**ACTIVITY**:
Write each record again exactly as it stands.

**DATA TO PROCESS**:
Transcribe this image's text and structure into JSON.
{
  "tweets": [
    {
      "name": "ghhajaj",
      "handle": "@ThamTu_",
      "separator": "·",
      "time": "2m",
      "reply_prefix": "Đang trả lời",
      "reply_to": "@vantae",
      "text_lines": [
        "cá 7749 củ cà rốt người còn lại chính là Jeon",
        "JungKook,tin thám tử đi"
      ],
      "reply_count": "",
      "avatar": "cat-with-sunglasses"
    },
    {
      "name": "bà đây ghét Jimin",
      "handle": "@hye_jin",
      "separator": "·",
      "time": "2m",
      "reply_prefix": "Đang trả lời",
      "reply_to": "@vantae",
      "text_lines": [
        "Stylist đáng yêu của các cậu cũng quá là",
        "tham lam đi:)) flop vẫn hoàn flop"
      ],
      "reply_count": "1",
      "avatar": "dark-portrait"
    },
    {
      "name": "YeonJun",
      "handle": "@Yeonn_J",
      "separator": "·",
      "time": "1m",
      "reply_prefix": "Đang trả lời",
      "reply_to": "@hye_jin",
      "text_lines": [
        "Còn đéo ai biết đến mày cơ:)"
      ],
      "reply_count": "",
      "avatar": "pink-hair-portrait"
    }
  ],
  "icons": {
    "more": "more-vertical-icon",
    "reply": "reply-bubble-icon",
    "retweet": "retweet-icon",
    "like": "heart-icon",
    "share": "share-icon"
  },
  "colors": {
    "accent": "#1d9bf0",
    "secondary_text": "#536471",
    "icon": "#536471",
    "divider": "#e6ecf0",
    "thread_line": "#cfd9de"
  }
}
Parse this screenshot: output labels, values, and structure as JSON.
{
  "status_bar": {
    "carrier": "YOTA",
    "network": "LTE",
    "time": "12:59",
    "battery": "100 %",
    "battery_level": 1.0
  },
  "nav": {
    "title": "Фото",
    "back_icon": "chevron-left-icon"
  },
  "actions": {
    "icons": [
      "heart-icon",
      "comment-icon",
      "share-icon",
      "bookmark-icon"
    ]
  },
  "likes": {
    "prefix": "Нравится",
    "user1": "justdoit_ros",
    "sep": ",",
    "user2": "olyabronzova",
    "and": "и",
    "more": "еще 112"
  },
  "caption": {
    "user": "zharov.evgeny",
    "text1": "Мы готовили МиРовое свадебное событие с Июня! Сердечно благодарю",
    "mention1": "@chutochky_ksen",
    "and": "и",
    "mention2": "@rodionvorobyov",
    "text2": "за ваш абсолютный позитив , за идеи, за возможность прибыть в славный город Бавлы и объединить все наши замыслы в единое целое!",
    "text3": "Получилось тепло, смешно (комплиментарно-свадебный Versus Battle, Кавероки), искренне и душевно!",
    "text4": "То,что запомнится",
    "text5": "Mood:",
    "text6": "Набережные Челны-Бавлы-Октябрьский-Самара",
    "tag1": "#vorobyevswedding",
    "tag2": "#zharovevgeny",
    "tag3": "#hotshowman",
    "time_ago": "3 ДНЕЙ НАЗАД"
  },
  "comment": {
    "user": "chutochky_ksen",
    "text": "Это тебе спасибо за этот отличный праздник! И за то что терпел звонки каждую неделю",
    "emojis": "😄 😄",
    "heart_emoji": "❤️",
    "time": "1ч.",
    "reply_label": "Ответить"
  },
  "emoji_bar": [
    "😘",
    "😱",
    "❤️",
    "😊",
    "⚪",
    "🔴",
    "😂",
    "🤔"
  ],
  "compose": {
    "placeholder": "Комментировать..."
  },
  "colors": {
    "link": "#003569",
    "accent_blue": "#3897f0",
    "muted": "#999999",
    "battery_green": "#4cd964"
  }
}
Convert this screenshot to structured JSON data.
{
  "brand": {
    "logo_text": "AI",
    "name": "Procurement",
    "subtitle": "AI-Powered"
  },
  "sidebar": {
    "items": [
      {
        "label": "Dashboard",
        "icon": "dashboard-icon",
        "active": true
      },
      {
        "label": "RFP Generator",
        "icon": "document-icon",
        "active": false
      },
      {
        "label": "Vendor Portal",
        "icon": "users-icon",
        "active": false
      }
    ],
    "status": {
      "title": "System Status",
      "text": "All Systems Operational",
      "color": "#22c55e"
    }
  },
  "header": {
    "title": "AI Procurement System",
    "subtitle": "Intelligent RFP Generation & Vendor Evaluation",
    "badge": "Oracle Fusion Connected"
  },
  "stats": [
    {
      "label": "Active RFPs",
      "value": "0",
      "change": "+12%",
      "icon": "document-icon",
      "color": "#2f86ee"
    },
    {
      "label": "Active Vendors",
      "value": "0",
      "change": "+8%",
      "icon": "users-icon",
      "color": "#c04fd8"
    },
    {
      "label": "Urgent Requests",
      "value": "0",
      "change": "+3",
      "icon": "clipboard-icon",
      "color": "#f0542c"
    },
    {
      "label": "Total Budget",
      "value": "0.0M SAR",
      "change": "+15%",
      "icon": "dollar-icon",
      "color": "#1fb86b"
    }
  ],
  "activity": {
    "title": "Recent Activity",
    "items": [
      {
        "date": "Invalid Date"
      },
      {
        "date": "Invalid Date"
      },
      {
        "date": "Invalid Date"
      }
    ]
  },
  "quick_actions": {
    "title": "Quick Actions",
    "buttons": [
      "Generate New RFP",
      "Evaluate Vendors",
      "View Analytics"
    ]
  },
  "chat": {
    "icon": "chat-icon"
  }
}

**RESULT OF THIS EXERCISE**:
Transcribe this image's text and structure into JSON.
{
  "tweets": [
    {
      "name": "ghhajaj",
      "handle": "@ThamTu_",
      "separator": "·",
      "time": "2m",
      "reply_prefix": "Đang trả lời",
      "reply_to": "@vantae",
      "text_lines": [
        "cá 7749 củ cà rốt người còn lại chính là Jeon",
        "JungKook,tin thám tử đi"
      ],
      "reply_count": "",
      "avatar": "cat-with-sunglasses"
    },
    {
      "name": "bà đây ghét Jimin",
      "handle": "@hye_jin",
      "separator": "·",
      "time": "2m",
      "reply_prefix": "Đang trả lời",
      "reply_to": "@vantae",
      "text_lines": [
        "Stylist đáng yêu của các cậu cũng quá là",
        "tham lam đi:)) flop vẫn hoàn flop"
      ],
      "reply_count": "1",
      "avatar": "dark-portrait"
    },
    {
      "name": "YeonJun",
      "handle": "@Yeonn_J",
      "separator": "·",
      "time": "1m",
      "reply_prefix": "Đang trả lời",
      "reply_to": "@hye_jin",
      "text_lines": [
        "Còn đéo ai biết đến mày cơ:)"
      ],
      "reply_count": "",
      "avatar": "pink-hair-portrait"
    }
  ],
  "icons": {
    "more": "more-vertical-icon",
    "reply": "reply-bubble-icon",
    "retweet": "retweet-icon",
    "like": "heart-icon",
    "share": "share-icon"
  },
  "colors": {
    "accent": "#1d9bf0",
    "secondary_text": "#536471",
    "icon": "#536471",
    "divider": "#e6ecf0",
    "thread_line": "#cfd9de"
  }
}
Parse this screenshot: output labels, values, and structure as JSON.
{
  "status_bar": {
    "carrier": "YOTA",
    "network": "LTE",
    "time": "12:59",
    "battery": "100 %",
    "battery_level": 1.0
  },
  "nav": {
    "title": "Фото",
    "back_icon": "chevron-left-icon"
  },
  "actions": {
    "icons": [
      "heart-icon",
      "comment-icon",
      "share-icon",
      "bookmark-icon"
    ]
  },
  "likes": {
    "prefix": "Нравится",
    "user1": "justdoit_ros",
    "sep": ",",
    "user2": "olyabronzova",
    "and": "и",
    "more": "еще 112"
  },
  "caption": {
    "user": "zharov.evgeny",
    "text1": "Мы готовили МиРовое свадебное событие с Июня! Сердечно благодарю",
    "mention1": "@chutochky_ksen",
    "and": "и",
    "mention2": "@rodionvorobyov",
    "text2": "за ваш абсолютный позитив , за идеи, за возможность прибыть в славный город Бавлы и объединить все наши замыслы в единое целое!",
    "text3": "Получилось тепло, смешно (комплиментарно-свадебный Versus Battle, Кавероки), искренне и душевно!",
    "text4": "То,что запомнится",
    "text5": "Mood:",
    "text6": "Набережные Челны-Бавлы-Октябрьский-Самара",
    "tag1": "#vorobyevswedding",
    "tag2": "#zharovevgeny",
    "tag3": "#hotshowman",
    "time_ago": "3 ДНЕЙ НАЗАД"
  },
  "comment": {
    "user": "chutochky_ksen",
    "text": "Это тебе спасибо за этот отличный праздник! И за то что терпел звонки каждую неделю",
    "emojis": "😄 😄",
    "heart_emoji": "❤️",
    "time": "1ч.",
    "reply_label": "Ответить"
  },
  "emoji_bar": [
    "😘",
    "😱",
    "❤️",
    "😊",
    "⚪",
    "🔴",
    "😂",
    "🤔"
  ],
  "compose": {
    "placeholder": "Комментировать..."
  },
  "colors": {
    "link": "#003569",
    "accent_blue": "#3897f0",
    "muted": "#999999",
    "battery_green": "#4cd964"
  }
}
Convert this screenshot to structured JSON data.
{
  "brand": {
    "logo_text": "AI",
    "name": "Procurement",
    "subtitle": "AI-Powered"
  },
  "sidebar": {
    "items": [
      {
        "label": "Dashboard",
        "icon": "dashboard-icon",
        "active": true
      },
      {
        "label": "RFP Generator",
        "icon": "document-icon",
        "active": false
      },
      {
        "label": "Vendor Portal",
        "icon": "users-icon",
        "active": false
      }
    ],
    "status": {
      "title": "System Status",
      "text": "All Systems Operational",
      "color": "#22c55e"
    }
  },
  "header": {
    "title": "AI Procurement System",
    "subtitle": "Intelligent RFP Generation & Vendor Evaluation",
    "badge": "Oracle Fusion Connected"
  },
  "stats": [
    {
      "label": "Active RFPs",
      "value": "0",
      "change": "+12%",
      "icon": "document-icon",
      "color": "#2f86ee"
    },
    {
      "label": "Active Vendors",
      "value": "0",
      "change": "+8%",
      "icon": "users-icon",
      "color": "#c04fd8"
    },
    {
      "label": "Urgent Requests",
      "value": "0",
      "change": "+3",
      "icon": "clipboard-icon",
      "color": "#f0542c"
    },
    {
      "label": "Total Budget",
      "value": "0.0M SAR",
      "change": "+15%",
      "icon": "dollar-icon",
      "color": "#1fb86b"
    }
  ],
  "activity": {
    "title": "Recent Activity",
    "items": [
      {
        "date": "Invalid Date"
      },
      {
        "date": "Invalid Date"
      },
      {
        "date": "Invalid Date"
      }
    ]
  },
  "quick_actions": {
    "title": "Quick Actions",
    "buttons": [
      "Generate New RFP",
      "Evaluate Vendors",
      "View Analytics"
    ]
  },
  "chat": {
    "icon": "chat-icon"
  }
}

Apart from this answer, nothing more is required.